a Remake Chronicles Extra by Adam-Troy Castro
saw THE NEXT THREE DAYS, the thriller with Russell Crowe as a community-college professor whose wife has been convicted of a murder she didn’t commit, who spends three years planning a way to break her out, so they can flee the country and resume their lives elsewhere.
This one has an undeserved rep as a real loser, in part because the Crowe character is not an action hero, and still pulls off feats of criminal planning a mastermind would envy…and also because it’s not the action film many viewers were hoping for, and is instead for most of its length just a dark drama about an obsessed man who is willing to destroy his entire life just to reverse the injustice that fractured his family.
In truth, it’s better than its rep, well-performed by Crowe and well-conceived in its staging of his obsession. Even the escape itself is a nicely-staged caper.
Once upon a time this would have been a great, tragic film.
You see, the course of the film is set by the Crowe character’s monomania. By the time the escape even begins, he has committed his own crimes beyond redemption (the murder of two drug dealers), in order to fund his family’s new life in South America.
That should be the very point.
And there is a moment during the climax where, once upon a time, the story would have ended and a better film would have resulted.
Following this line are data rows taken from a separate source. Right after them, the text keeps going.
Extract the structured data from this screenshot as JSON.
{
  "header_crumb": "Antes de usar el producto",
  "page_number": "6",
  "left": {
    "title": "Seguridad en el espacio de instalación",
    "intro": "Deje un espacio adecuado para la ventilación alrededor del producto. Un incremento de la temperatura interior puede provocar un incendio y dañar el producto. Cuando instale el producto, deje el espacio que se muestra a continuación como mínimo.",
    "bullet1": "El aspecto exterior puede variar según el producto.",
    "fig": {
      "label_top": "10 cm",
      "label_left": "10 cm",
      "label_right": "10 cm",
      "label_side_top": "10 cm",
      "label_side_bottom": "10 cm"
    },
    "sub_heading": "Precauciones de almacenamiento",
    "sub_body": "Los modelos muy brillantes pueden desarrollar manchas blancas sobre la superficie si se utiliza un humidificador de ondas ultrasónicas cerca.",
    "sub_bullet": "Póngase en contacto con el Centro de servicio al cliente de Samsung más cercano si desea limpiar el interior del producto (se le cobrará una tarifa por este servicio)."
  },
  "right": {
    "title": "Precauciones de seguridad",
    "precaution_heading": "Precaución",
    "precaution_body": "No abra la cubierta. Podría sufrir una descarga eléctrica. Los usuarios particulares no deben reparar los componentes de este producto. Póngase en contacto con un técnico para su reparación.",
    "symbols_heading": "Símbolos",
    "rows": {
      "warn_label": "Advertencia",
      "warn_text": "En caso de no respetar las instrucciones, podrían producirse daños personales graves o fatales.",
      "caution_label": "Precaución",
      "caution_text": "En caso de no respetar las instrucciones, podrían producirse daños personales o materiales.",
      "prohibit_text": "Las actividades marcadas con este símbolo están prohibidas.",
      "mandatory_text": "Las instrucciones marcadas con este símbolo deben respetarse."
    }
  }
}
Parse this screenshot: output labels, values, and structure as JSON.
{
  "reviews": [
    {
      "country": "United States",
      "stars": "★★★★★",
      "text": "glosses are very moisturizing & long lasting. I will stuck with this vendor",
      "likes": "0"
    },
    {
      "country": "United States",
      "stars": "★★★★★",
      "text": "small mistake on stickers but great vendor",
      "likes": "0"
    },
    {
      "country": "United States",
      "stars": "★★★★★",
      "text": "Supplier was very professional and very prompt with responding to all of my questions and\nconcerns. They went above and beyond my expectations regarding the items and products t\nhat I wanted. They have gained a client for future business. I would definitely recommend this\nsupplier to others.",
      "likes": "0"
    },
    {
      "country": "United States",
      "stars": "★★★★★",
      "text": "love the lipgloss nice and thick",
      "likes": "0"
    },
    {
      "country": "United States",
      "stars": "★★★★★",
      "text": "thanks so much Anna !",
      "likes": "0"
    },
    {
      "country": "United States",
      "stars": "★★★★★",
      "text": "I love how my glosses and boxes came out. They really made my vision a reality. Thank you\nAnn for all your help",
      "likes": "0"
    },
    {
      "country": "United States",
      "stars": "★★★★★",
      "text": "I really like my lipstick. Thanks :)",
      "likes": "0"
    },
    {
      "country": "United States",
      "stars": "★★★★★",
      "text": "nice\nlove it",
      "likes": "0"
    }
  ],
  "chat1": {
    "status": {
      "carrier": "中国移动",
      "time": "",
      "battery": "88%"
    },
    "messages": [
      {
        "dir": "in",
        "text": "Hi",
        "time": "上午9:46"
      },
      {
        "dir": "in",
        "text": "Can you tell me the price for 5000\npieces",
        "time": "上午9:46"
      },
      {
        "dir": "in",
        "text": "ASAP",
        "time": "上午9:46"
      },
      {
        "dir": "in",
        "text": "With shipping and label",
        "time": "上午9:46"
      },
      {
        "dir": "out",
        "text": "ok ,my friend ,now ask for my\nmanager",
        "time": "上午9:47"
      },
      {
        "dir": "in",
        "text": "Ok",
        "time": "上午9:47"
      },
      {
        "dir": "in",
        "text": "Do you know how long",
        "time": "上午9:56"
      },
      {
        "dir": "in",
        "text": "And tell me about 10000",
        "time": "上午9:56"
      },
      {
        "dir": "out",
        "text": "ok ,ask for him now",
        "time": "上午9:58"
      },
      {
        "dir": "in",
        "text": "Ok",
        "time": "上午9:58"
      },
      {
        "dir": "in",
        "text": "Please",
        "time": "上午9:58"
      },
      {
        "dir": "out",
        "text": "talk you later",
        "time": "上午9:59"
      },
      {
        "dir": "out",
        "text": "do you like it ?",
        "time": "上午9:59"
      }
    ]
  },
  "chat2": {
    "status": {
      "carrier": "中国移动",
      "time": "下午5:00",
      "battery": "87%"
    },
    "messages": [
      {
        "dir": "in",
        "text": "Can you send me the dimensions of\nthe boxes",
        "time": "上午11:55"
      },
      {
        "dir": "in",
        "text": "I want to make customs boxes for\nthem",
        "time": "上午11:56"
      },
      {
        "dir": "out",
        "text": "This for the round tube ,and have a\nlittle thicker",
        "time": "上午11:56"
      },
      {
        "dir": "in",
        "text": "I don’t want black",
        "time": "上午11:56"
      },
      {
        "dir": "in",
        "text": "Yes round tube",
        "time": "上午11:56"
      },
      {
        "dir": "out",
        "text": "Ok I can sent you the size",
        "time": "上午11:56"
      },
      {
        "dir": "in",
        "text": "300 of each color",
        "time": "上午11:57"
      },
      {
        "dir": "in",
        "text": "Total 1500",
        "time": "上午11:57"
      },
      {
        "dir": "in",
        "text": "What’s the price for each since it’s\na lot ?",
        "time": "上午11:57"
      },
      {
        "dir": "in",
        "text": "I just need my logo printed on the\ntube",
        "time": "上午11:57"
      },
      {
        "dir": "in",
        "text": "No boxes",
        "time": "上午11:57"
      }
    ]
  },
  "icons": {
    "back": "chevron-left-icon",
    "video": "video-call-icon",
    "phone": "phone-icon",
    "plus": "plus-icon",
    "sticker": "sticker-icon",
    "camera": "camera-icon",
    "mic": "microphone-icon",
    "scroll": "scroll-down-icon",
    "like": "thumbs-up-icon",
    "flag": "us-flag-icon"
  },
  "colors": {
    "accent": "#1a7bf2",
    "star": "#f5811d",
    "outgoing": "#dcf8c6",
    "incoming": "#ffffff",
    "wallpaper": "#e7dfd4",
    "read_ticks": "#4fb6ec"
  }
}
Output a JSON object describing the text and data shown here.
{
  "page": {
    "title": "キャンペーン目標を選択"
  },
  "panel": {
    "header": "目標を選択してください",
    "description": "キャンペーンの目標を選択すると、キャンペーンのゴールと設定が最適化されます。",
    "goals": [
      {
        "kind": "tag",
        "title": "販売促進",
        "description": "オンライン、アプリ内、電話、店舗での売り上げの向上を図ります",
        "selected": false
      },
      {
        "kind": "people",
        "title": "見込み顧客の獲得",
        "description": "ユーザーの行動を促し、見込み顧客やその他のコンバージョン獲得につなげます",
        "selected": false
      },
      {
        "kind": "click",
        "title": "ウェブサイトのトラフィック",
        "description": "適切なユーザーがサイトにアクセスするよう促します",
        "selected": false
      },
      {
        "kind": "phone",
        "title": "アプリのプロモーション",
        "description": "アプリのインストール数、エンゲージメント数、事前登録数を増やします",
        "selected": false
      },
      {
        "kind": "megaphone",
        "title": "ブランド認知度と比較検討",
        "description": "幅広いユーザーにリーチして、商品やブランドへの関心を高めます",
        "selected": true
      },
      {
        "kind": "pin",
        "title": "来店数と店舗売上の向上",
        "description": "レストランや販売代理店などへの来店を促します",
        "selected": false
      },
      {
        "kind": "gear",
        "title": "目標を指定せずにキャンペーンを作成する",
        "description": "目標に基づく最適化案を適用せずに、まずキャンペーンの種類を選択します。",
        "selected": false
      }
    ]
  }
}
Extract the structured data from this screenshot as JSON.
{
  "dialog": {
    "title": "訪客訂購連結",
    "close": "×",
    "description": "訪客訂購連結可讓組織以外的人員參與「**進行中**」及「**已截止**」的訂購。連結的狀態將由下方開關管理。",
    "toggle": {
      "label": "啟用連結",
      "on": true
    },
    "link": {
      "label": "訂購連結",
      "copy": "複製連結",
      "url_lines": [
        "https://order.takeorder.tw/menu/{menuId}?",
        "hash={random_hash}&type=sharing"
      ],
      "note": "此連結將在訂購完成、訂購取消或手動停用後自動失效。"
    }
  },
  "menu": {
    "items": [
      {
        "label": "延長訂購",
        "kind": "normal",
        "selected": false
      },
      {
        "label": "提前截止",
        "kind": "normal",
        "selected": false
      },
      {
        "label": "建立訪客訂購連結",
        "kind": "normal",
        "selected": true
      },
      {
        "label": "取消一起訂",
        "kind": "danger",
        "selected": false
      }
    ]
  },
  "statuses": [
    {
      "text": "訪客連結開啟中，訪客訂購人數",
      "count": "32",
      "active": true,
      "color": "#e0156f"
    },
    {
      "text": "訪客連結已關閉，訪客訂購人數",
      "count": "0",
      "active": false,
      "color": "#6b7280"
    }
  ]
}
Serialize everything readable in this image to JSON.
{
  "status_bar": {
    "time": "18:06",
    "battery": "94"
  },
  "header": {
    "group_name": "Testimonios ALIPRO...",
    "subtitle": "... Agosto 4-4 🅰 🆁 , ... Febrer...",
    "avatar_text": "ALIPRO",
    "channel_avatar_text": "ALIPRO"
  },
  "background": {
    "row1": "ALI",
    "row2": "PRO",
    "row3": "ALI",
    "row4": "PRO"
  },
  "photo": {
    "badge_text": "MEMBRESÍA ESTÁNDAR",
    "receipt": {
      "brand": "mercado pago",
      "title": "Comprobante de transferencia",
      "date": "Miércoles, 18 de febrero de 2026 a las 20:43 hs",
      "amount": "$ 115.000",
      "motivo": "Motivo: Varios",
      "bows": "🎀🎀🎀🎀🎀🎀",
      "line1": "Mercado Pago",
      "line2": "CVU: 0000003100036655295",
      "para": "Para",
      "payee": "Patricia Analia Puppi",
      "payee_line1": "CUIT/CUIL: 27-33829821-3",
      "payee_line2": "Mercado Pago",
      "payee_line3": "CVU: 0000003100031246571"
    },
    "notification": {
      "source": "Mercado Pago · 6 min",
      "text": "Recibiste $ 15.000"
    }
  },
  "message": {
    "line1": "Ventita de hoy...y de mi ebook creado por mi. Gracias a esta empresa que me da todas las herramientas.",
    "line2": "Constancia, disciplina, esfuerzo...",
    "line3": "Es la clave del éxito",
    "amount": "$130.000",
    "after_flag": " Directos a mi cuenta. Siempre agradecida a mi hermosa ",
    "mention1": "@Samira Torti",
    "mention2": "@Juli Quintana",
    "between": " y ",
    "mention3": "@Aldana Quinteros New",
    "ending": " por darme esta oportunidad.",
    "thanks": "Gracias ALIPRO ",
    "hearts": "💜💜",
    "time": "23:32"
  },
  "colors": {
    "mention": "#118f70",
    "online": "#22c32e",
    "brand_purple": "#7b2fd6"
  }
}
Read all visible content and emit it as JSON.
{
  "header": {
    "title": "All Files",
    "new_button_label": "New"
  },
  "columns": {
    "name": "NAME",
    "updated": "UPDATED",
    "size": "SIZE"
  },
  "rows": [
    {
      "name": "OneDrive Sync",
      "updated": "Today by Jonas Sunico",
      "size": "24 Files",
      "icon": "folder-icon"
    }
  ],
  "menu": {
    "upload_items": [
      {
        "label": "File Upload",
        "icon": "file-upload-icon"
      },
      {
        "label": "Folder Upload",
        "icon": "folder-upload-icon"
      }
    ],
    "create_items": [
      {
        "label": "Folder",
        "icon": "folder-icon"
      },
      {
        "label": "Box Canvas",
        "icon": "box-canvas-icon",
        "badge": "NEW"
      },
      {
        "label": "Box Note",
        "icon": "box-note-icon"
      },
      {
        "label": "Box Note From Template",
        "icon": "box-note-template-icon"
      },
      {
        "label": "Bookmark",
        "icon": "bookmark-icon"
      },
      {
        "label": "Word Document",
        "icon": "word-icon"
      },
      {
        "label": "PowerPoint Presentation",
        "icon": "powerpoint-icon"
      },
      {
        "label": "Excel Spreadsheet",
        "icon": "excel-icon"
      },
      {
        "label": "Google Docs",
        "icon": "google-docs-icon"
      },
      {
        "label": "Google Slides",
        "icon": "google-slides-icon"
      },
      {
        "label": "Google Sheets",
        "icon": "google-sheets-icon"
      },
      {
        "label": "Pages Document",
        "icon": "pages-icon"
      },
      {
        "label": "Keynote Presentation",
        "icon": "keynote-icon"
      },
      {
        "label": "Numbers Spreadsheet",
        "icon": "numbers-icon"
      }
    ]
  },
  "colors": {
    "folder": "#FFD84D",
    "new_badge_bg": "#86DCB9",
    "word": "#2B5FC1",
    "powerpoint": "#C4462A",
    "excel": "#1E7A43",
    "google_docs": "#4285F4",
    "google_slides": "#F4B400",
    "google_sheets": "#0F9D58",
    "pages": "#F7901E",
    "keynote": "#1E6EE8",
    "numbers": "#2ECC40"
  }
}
To wit: a critical error endangers the fleeing couple’s chances of retrieving their young pre-school son. They have successfully driven past the dragnet and are well on their way to leaving the country, but they cannot turn around without re-entering the territory now crawling with police.
Crowe’s character tells his wife, WE CAN’T GET HIM, he’ll end up with my parents, we’ll have to figure out some way to get him later. His wife freaks. In a maternal panic, she tries to leave the car moving at high speed, there is a near crash, and the two are left sitting by the car at the side of the highway, silently coming to the agreement that their escape has failed.
IN THE MOVIE, they turn around, race to the zoo where the kid has been unexpectedly taken for the birthday party he’s been left at, get the kid, and after a few more inconsequential adventures successfully evade the authorities and flee the country.
A GREAT film, of the sort that no studio would dare release now, would have ended with the couple at the side of the road, grimly aware that they had to turn back, and almost certainly get captured.
This is the way the film would have ended in the thirties, in the forties, and in the seventies: with the hero, now wanted for the murders that (unlike his wife’s), he actually DID commit, having tragically damned himself out of love. Instead, all worldly concerns are abandoned, the sins Crowe’s character has committed to free his innocent wife are forgiven, and the couple is able to settle to a happy middle class lifestyle in a country without an extradition treaty, sans consequences.
Tragic endings may be considered box office poison, with reason, but audiences used to be able to take them; we used to be able to understand and process the moral heft of them. And the movies used to be better. Alas, the premise that all movies need to end with the protagonists enjoying absolute victory has rendered them flatter as drama and less memorable as stories.